Where Corals Lie from Elgar's Sea Pictures
Due to Ken Russell's lively documentary on Sir Edward Elgar, the composer who had been mostly forgotten as a "Pro-Empire style cultural relic" (I hate the word Jingoistic!) became a beloved icon even landing on the 20 pound note for a few years. Subliminally his music is the soundtrack for today's England.
"Where Corals Lie" is a poem by Richard Garnett which was set to music by Elgar as the fourth song in his glorious six song-cycle Sea Pictures. Having studied this cycle as a Contralto for many years, I feel that Corals is the most challenging of all the pieces to sing. Dame Baker's voice is so clear, so effortless in modulation that in many ways no other contralto dare not attempt it again. And she was reputedly even better live!
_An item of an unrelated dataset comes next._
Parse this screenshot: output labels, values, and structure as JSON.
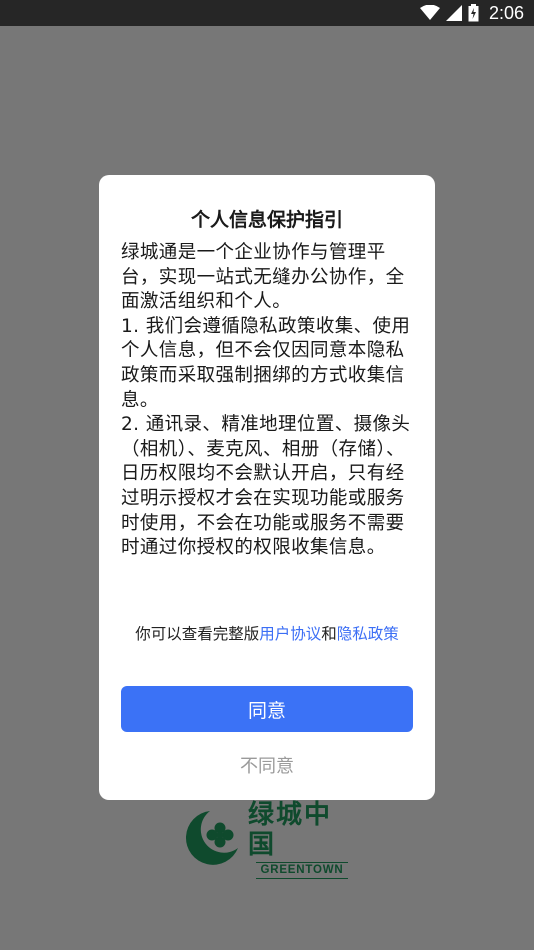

Elgar's soaring and joyous compositions are now heard at every graduation ceremony in the United States and in countless films. Ken's film for BBC Monitor became "one of the most popular films of its kind ever shown on TV, and contributed to a marked revival of interest in the composer's music." [http://www.bbc.co.uk/bbcfour/audiointerviews/profilepages/russellk2.shtml Ken Russell] The film was narrated by Huw Wheldon and was eventually selected as on of BFI's "100 Greatest British Television Programmes."